Those who leave the territory for medical procedures still must undergo 14-days of self-isolation upon returning to the territory in one of the four major hubs: Yellowknife, Inuvik, Hay River, or Fort Smith.
Every time they travel south for treatment, Fort Simpson residents must isolate for two weeks before returning home.
At a village council meeting on Monday, Fort Simpson Mayor Sean Whelly said he plans on drafting a letter to the territory’s chief public health officer.
Whelly wants to tell Dr Kami Kandola the village is open to isolation plans being submitted that would allow medical travellers to self-isolate in their own Fort Simpson homes.
“They’re already in a bit of a fragile state, and certainly didn’t plan the trip themselves,” Whelly told councillors. “Why make things harder for them by having to isolate them in a community far away from any supports?”
Whelly said the idea came out of a tri-council meeting with the Łı́ı́dlı̨́ı̨́ Kų́ę́ First Nation and Fort Simpson Métis Nation.
He stressed the village is not looking to become a hub in which any incoming travellers could isolate.
The change would simply allow Fort Simpson residents who have left the territory for medical reasons to self-isolate at home.
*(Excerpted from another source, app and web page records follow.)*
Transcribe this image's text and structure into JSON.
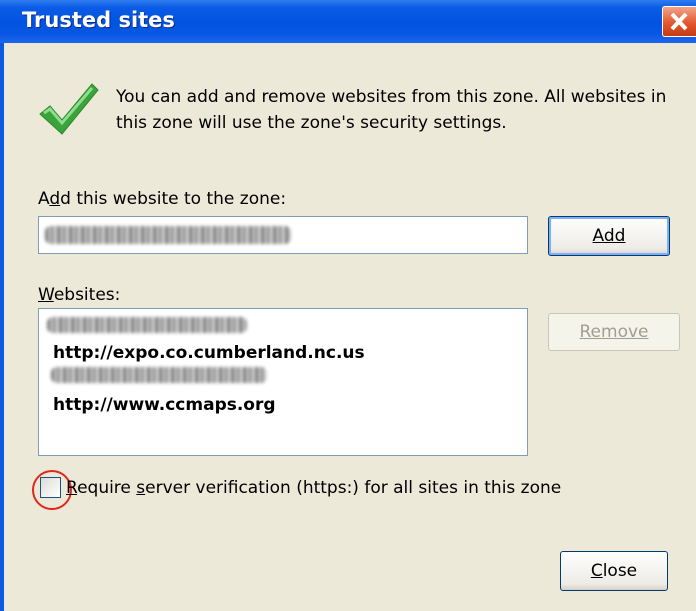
{
  "window": {
    "title": "Trusted sites",
    "message_line1": "You can add and remove websites from this zone. All websites in",
    "message_line2": "this zone will use the zone's security settings."
  },
  "add_section": {
    "label_pre": "A",
    "label_u": "d",
    "label_post": "d this website to the zone:",
    "add_button": "Add"
  },
  "websites_section": {
    "label_u": "W",
    "label_post": "ebsites:",
    "items": [
      "http://expo.co.cumberland.nc.us",
      "http://www.ccmaps.org"
    ],
    "remove_button": "Remove"
  },
  "verification": {
    "checked": false,
    "label_u": "R",
    "label_mid1": "equire ",
    "label_u2": "s",
    "label_post": "erver verification (https:) for all sites in this zone"
  },
  "footer": {
    "close_button_u": "C",
    "close_button_post": "lose"
  },
  "colors": {
    "titlebar": "#0053e0",
    "dialog_bg": "#ece9d8",
    "highlight_circle": "#e0281c",
    "check_green": "#3aa33a"
  }
}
If approved, the measure as envisaged by Whelly would still see residents’ self-isolation plans being reviewed and approved by the chief public health officer. It may be that not every resident’s plan is approved, he said, and would apply only to those travelling for medical reasons.
“Let’s focus on the essential medical travel, the non-discretionary medical travel people have to go on when they’re taking treatments,” said the mayor.
The territorial government did not respond to a request for comment.
Whelly said he had heard from several Fort Simpson residents who had to self-isolate in other hubs but had what he termed dreadful experiences with aspects of their stay like meals and service.
He said those self-isolating should be treated “like they are guests in the hotel, not an inconvenience.”
“I think they have to remember they’re not there by choice, they’re there for their own health – so they are told – because they’re closer to a hospital,” Whelly said.
“Certainly, for those that continue and will have to self-isolate from our community, we hope they get treated as good as they can be.”